There is a big market in China for medical technology, such as orthopedic implants and spine devices, particularly as the population ages. Still, many of the multinational corporations have a corner on the premium market in more cosmopolitan areas over local rivals.
The reason, according to Jian Q. Yao, CEO of Shanghai Ketai Medical Device Co. in Shanghai, is quality. For example, many in the joint arthroplasty sector are reverse engineering imported products — often erroneously — resulting in inferior products. While many local companies would like to acquire advanced technology, doing so can prove difficult, Yao told attendees during a session at the Regulatory Affairs Professionals Society Regulatory Convergence Conference last week.
Compared with MNCs, local firms have gaps in research and development in terms of technology innovation, talent development and design control, as well as in quality, related to process technology, manufacturing QA/QC, supply quality management and postmarketing surveillance.
Possible steps to remedy the situation are identifying specific technologies for transfer, licensing these technologies, evaluating and understanding regulatory pathway considerations, instituting manufacturing and quality control processes and making sense of marketability and reimbursement considerations.
In terms of getting a product through the China FDA, firms must consider that the regulatory pathway is evolving. “Sometimes, we don’t know what’s going on,” he said. For a company looking to transfer a technology, it is imperative to have someone on the ground in China to make sense of the evolving landscape. He also noted that there are testing requirements that may not make sense, but firms must adhere to them.

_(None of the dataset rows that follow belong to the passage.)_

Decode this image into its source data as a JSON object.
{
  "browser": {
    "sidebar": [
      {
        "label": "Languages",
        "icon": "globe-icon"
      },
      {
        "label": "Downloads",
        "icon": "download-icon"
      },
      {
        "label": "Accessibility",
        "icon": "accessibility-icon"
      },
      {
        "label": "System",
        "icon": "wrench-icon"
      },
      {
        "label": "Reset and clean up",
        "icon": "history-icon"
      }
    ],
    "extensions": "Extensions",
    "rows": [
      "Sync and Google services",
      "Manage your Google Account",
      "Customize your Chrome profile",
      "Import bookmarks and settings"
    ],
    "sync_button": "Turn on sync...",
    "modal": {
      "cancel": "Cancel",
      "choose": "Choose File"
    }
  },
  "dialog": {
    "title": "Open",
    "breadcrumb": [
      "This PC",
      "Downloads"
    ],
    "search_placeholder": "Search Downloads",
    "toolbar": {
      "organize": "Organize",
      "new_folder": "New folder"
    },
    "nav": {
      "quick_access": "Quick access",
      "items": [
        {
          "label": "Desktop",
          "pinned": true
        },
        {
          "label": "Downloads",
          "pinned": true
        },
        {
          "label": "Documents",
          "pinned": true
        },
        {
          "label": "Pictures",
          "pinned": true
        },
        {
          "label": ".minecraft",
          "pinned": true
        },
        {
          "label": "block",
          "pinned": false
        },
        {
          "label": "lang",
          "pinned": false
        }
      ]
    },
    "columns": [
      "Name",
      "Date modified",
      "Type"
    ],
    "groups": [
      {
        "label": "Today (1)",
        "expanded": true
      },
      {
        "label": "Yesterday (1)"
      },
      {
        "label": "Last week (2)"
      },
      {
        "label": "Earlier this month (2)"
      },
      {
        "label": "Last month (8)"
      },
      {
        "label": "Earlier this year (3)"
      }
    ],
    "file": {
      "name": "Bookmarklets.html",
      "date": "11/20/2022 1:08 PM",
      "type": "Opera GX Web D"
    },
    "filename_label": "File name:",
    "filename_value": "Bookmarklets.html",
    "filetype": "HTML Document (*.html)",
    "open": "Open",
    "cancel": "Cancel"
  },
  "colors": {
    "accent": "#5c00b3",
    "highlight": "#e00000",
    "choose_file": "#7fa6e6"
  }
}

For local companies eyeing technology transfer, they must make sure that the benefits from the transferred technology can be clearly communicated. Further, all parties must keep in mind that profitability is challenging, given that companies negotiate with provinces on pricing. If a firm negotiates too low of a price in one province, it is stuck with that rate in others. Some people may choose to pay out-of-pocket, but the private health insurance market is limited.
“Regulations are evolving really fast,” said Yao, but they also are becoming more logical and transparent. In fact, the state has offered one option in particular that can help devicemakers get their products to market faster.
The Green Channel Policy went into effect in March 2014 and is intended to encourage innovation in the medical device space through expedited registration. “There are a lot of privileges with this sort of submission,” said Amra Racic, principal, global regulatory affairs, policy and advocacy specialist at Medtronic. In particular, CFDA aims to complete reviews within 40 working days. Further, companies may pursue the Green Channel and regular registration simultaneously. If its Green Channel submission is refused, the company doesn’t lose its place in line for regular registration.
Despite the fanfare, there is an approval rate of less than 15 percent, as of early October. Three foreign companies have received approvals — Abbott Vascular, Endologix International Holdings and Medtronic. One international company was refused, Racic said.
Initially, many international companies believed that was only for China-based organizations, but an audience poll indicated that this perception is changing.
Key requirements potential applicants must meet include acquiring the intellectual property rights in China. “That patent is really important here,” Racic said. In addition, the product must be a meaningful innovation, and the sponsor must have finished preliminary studies beyond the concept phase.
Racic closed by providing recommendations for those interested in the program: